No. I know what you’re thinking. Garnets: wine colored, dull semi-precious stones. Poor man’s Ruby. Well guess what, you don’t know a thing about garnets then. Garnet is not a single mineral, but a group contains closely related, isomorphous minerals that form a series with each other. The Garnets vary only slightly in physical properties, and some of the members may be so similar that they are indistinguishable from one another without x-ray analysis.
From a mineralogical standpoint there’s like 20 different species of garnets, garnets that fall somewhere inbetween those species, and then color variations within those that lead to different semi-official classifications. It’s a delightful clusterfuck of color and chemicals. But ain’t nobody got time for that, so for simplicity’s sake, I’m going to condense it to 6 basic types of garnets.
This is pretty standard dark red/purplish garnet. Chemically, almandine is an iron-aluminum garnet. Nothing to write home about.
This is the lazy garnet. Pretty much only comes in red, unlike the other varieties which took it upon themselves to show some initiative and branch out. It’s really similar to Almandine but tends to be clearer, making it preferable as a cut gem. Pyrope is sometimes found with Diamonds. It is an aluminum silicate. Pyrope has trade names some of which are misnomers; Cape ruby, Arizona ruby, California ruby, Rocky Mountain ruby, and Bohemian garnet from the Czech Republic. Another intriguing find is the blue color-changing garnets from Madagascar, a pyrope-spessartine mix. The color of these blue garnets is not like sapphire blue in subdued daylight but more reminiscent of the grayish blues and greenish blues sometimes seen in spinel.
AKA: Mandarin Garnet, Spessartite.
Found all over the world but not China, so I have no clue why people call it Mandarin Garnet sometimes. Also comes in pinks, purples, and reds. Spessartine is manganese aluminum garnet.
Uvarovite is a chromium-bearing garnet group. Chromium tends to make minerals green. It forms in super-fine green crystals, so it’s usually mounted on jewelry in the rough (druzy) so it can sparkle.
AKA: Melanite (Black), Topazolite (Yellowy), Demantoid (Green).
It’s one of the rarest, most expensive kinds of garnet -scratch that- gem there is period. For Demantoid, we’re talking $1000-$2000 per carat… if you’re buying lots of tiny ones in bulk. A really nice 2.5ct specimen would cost about as much as a new car. Andradite is a calcium-iron garnet. Andradite is found both in deep-seated igneous rocks. Demantoid has been called the “emerald of the Urals” from its occurrence there.
AKA: Hessonite (Cinnamon), Tsavorite (GREEN).

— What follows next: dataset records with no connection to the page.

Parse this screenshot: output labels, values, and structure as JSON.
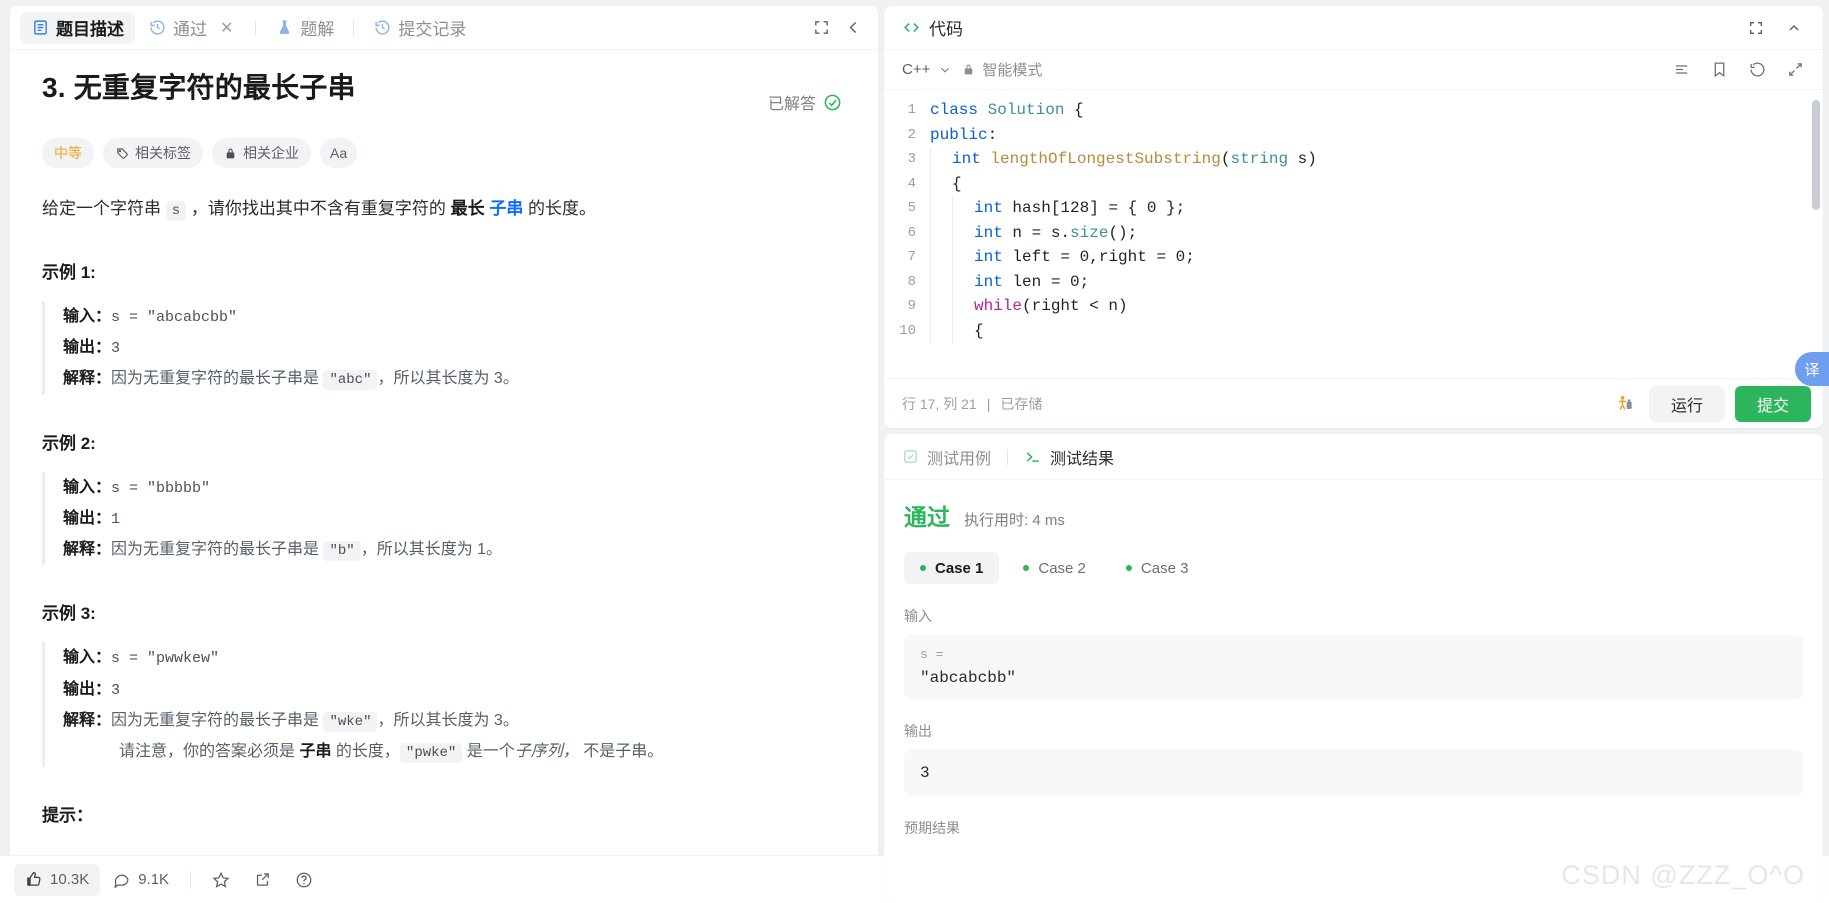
{
  "left": {
    "tabs": [
      {
        "label": "题目描述",
        "icon": "document-icon",
        "active": true,
        "closable": false
      },
      {
        "label": "通过",
        "icon": "history-icon",
        "active": false,
        "closable": true
      },
      {
        "label": "题解",
        "icon": "flask-icon",
        "active": false,
        "closable": false
      },
      {
        "label": "提交记录",
        "icon": "history-icon",
        "active": false,
        "closable": false
      }
    ],
    "expand_label": "全屏",
    "collapse_label": "收起",
    "problem": {
      "title": "3. 无重复字符的最长子串",
      "solved_label": "已解答",
      "difficulty": "中等",
      "tags_label": "相关标签",
      "companies_label": "相关企业",
      "translate_label": "Aa",
      "description_prefix": "给定一个字符串 ",
      "description_var": "s",
      "description_mid": " ，请你找出其中不含有重复字符的 ",
      "description_bold": "最长",
      "description_blue": "子串",
      "description_suffix": " 的长度。",
      "examples": [
        {
          "title": "示例 1:",
          "input_label": "输入：",
          "input_value": "s = \"abcabcbb\"",
          "output_label": "输出：",
          "output_value": "3",
          "explain_label": "解释：",
          "explain_pre": "因为无重复字符的最长子串是 ",
          "explain_chip": "\"abc\"",
          "explain_post": "，所以其长度为 3。",
          "explain_line2": "",
          "explain_line2_chip": "",
          "explain_line2_post": ""
        },
        {
          "title": "示例 2:",
          "input_label": "输入：",
          "input_value": "s = \"bbbbb\"",
          "output_label": "输出：",
          "output_value": "1",
          "explain_label": "解释：",
          "explain_pre": "因为无重复字符的最长子串是 ",
          "explain_chip": "\"b\"",
          "explain_post": "，所以其长度为 1。",
          "explain_line2": "",
          "explain_line2_chip": "",
          "explain_line2_post": ""
        },
        {
          "title": "示例 3:",
          "input_label": "输入：",
          "input_value": "s = \"pwwkew\"",
          "output_label": "输出：",
          "output_value": "3",
          "explain_label": "解释：",
          "explain_pre": "因为无重复字符的最长子串是 ",
          "explain_chip": "\"wke\"",
          "explain_post": "，所以其长度为 3。",
          "explain_line2_a": "请注意，你的答案必须是 ",
          "explain_line2_bold": "子串",
          "explain_line2_b": " 的长度，",
          "explain_line2_chip": "\"pwke\"",
          "explain_line2_c": " 是一个",
          "explain_line2_italic": "子序列，",
          "explain_line2_d": " 不是子串。"
        }
      ],
      "hints_title": "提示："
    },
    "bottombar": {
      "likes": "10.3K",
      "comments": "9.1K",
      "star_icon": "star-icon",
      "share_icon": "share-icon",
      "help_icon": "help-icon"
    }
  },
  "right": {
    "code_panel": {
      "title": "代码",
      "code_icon": "code-brackets-icon",
      "expand_icon": "expand-icon",
      "collapse_icon": "chevron-up-icon",
      "language": "C++",
      "smart_mode": "智能模式",
      "lock_icon": "lock-icon",
      "toolbar_icons": [
        "format-icon",
        "bookmark-icon",
        "reset-icon",
        "fullscreen-icon"
      ],
      "lines": [
        {
          "n": "1",
          "tokens": [
            {
              "t": "class ",
              "c": "k-blue"
            },
            {
              "t": "Solution",
              "c": "k-class"
            },
            {
              "t": " {",
              "c": ""
            }
          ],
          "indent": 0
        },
        {
          "n": "2",
          "tokens": [
            {
              "t": "public",
              "c": "k-blue"
            },
            {
              "t": ":",
              "c": ""
            }
          ],
          "indent": 0
        },
        {
          "n": "3",
          "tokens": [
            {
              "t": "int",
              "c": "k-type"
            },
            {
              "t": " ",
              "c": ""
            },
            {
              "t": "lengthOfLongestSubstring",
              "c": "k-fn"
            },
            {
              "t": "(",
              "c": ""
            },
            {
              "t": "string",
              "c": "k-class"
            },
            {
              "t": " s)",
              "c": ""
            }
          ],
          "indent": 1
        },
        {
          "n": "4",
          "tokens": [
            {
              "t": "{",
              "c": ""
            }
          ],
          "indent": 1
        },
        {
          "n": "5",
          "tokens": [
            {
              "t": "int",
              "c": "k-type"
            },
            {
              "t": " hash[",
              "c": ""
            },
            {
              "t": "128",
              "c": "k-num"
            },
            {
              "t": "] = { ",
              "c": ""
            },
            {
              "t": "0",
              "c": "k-num"
            },
            {
              "t": " };",
              "c": ""
            }
          ],
          "indent": 2
        },
        {
          "n": "6",
          "tokens": [
            {
              "t": "int",
              "c": "k-type"
            },
            {
              "t": " n = s.",
              "c": ""
            },
            {
              "t": "size",
              "c": "k-class"
            },
            {
              "t": "();",
              "c": ""
            }
          ],
          "indent": 2
        },
        {
          "n": "7",
          "tokens": [
            {
              "t": "int",
              "c": "k-type"
            },
            {
              "t": " left = ",
              "c": ""
            },
            {
              "t": "0",
              "c": "k-num"
            },
            {
              "t": ",right = ",
              "c": ""
            },
            {
              "t": "0",
              "c": "k-num"
            },
            {
              "t": ";",
              "c": ""
            }
          ],
          "indent": 2
        },
        {
          "n": "8",
          "tokens": [
            {
              "t": "int",
              "c": "k-type"
            },
            {
              "t": " len = ",
              "c": ""
            },
            {
              "t": "0",
              "c": "k-num"
            },
            {
              "t": ";",
              "c": ""
            }
          ],
          "indent": 2
        },
        {
          "n": "9",
          "tokens": [
            {
              "t": "while",
              "c": "k-purple"
            },
            {
              "t": "(right < n)",
              "c": ""
            }
          ],
          "indent": 2
        },
        {
          "n": "10",
          "tokens": [
            {
              "t": "{",
              "c": ""
            }
          ],
          "indent": 2
        }
      ],
      "status": "行 17, 列 21",
      "status_sep": "|",
      "saved": "已存储",
      "debug_icon": "debug-run-icon",
      "run_label": "运行",
      "submit_label": "提交"
    },
    "test_panel": {
      "tabs": [
        {
          "label": "测试用例",
          "icon": "check-square-icon",
          "active": false
        },
        {
          "label": "测试结果",
          "icon": "terminal-icon",
          "active": true
        }
      ],
      "verdict": "通过",
      "runtime_label": "执行用时: 4 ms",
      "cases": [
        {
          "label": "Case 1",
          "active": true
        },
        {
          "label": "Case 2",
          "active": false
        },
        {
          "label": "Case 3",
          "active": false
        }
      ],
      "input_label": "输入",
      "input_key": "s =",
      "input_value": "\"abcabcbb\"",
      "output_label": "输出",
      "output_value": "3",
      "expected_label": "预期结果"
    },
    "float_button": "译"
  },
  "watermark": "CSDN @ZZZ_O^O",
  "colors": {
    "accent_green": "#2db55d",
    "link_blue": "#0b6cff",
    "difficulty_medium": "#f0a32e"
  }
}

Grossular is a calcium-aluminium garnet. The name grossular is derived from the botanical name for the gooseberry, grossularia, in reference to the green garnet of this composition that is found in Siberia. It rare to find large gem quality bits of Tsavorite that aren’t included (flawed), so it’s pricey, but not as much as Demantoid.
I regret to inform you that garnet doesn’t come in Geode form. I know we’re all deeply saddened by this, but all is not lost. Almandine garnets can display Asterism. Asterism is kind of like a form of Chatoyancy (think Tiger’s Eye or Cat’s Eye) that manifests in the shape of a star. The star will move with you no mater what angle you view it from. Remember when I said Almandine was nothing to write home about? I WAS LYING. ALL GARNETS ARE MAGNIFICENT.